Let's take the appendix. It isn't directly involved in digestion, which is why its function was unknown for so long. But it does have a purpose. Our gut depends on bacteria (flora) to aid our digestion. The appendix is a reservoir of that flora, so when something happens to wipe out the flora in our gut, the beneficial flora can be repopulated from the appendix. For example, when bad bacteria invades the gut, the body's reaction is flush it out, which we call diarrhea. The gut is then repopulated by the appendix. We also know that appendix is actively involved in our immune system. ["Appendix May Actually Have a Purpose," WebMD] and ["What Does the Appendix Do? Finally an Answer," News Medical]. Sure, we can function without it, but it doesn't mean we necessarily function as well.

Wisdom teeth as declared useless today because of our modern diet and modern dentistry, but it doesn't mean that the teeth serve no purpose. It has been noted that diet affects the shape of a human's jaw. Our modern diet tends to produce a shorter but wider jaw, which doesn't much room for the wisdom teeth. The hunter-gatherer diet tends to produce a longer narrower jaw, which has plenty of room for the wisdom teeth. In addition, before modern dentistry, it was common to lose teeth, the wisdom teeth helped fill in the gaps produced by lost teeth. ["Wisdom Teeth Reflect the Creator's Foresight," Reasons to Believe].

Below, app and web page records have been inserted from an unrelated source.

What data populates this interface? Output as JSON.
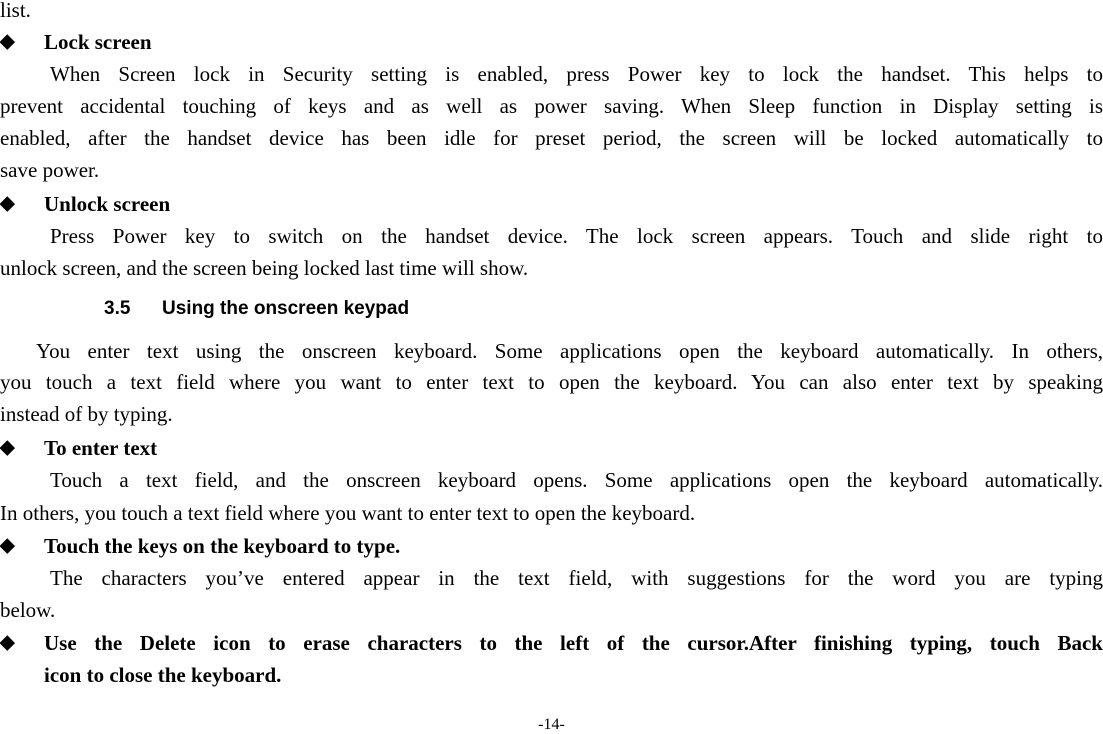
{
  "lines": {
    "l0": "list.",
    "lock_title": "Lock screen",
    "lock_p1": "When Screen lock in Security setting is enabled, press Power key to lock the handset. This helps to",
    "lock_p2": "prevent accidental touching of keys and as well as power saving. When Sleep function in Display setting is",
    "lock_p3": "enabled, after the handset device has been idle for preset period, the screen will be locked automatically to",
    "lock_p4": "save power.",
    "unlock_title": "Unlock screen",
    "unlock_p1": "Press Power key to switch on the handset device. The lock screen appears. Touch and slide right to",
    "unlock_p2": "unlock screen, and the screen being locked last time will show.",
    "sec_num": "3.5",
    "sec_title": "Using the onscreen keypad",
    "kp_p1": "You enter text using the onscreen keyboard. Some applications open the keyboard automatically. In others,",
    "kp_p2": "you touch a text field where you want to enter text to open the keyboard. You can also enter text by speaking",
    "kp_p3": "instead of by typing.",
    "enter_title": "To enter text",
    "enter_p1": "Touch a text field, and the onscreen keyboard opens. Some applications open the keyboard automatically.",
    "enter_p2": "In others, you touch a text field where you want to enter text to open the keyboard.",
    "touch_title": "Touch the keys on the keyboard to type.",
    "touch_p1": "The characters you’ve entered appear in the text field, with suggestions for the word you are typing",
    "touch_p2": "below.",
    "del_title1": "Use the Delete icon to erase characters to the left of the cursor.After finishing typing, touch Back",
    "del_title2": "icon to close the keyboard."
  },
  "bullet_glyph": "◆",
  "page_number": "-14-"
}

"The tailbone is commonly thought of as the remnant of an actual tail, left over from a time before we evolved into humans. Some describe it as a "vestigial tail," meaning it has no real purpose in our bodies. However, it does serve as an attachment site for muscles and ligaments, which makes this a misnomer. There are several muscles that attach to the tailbone, including the gluteus maximus, the levator ani, the sphincter ani externis and the coccygeus. These muscles all play important roles in standing, bowel control and pelvic floor support" ["About the Tail Bone," eHow].

In other words, unlike the appendix and wisdom teeth which we can manage to function without, the tailbone is a critical structure element. To call it vestigial means the person doesn't understand anatomy.

People are making the same silly comments about sections of our DNA code. We just recently began figuring out the purpose of a number of major sections of the DNA, but that has led people to claim that the sections we haven't figured out are vestigial. It is a false conclusion. Some sections have been already noted as having switching purposes (such as in timing development). Of course they are not currently active in adults, but it doesn't mean they are unneeded.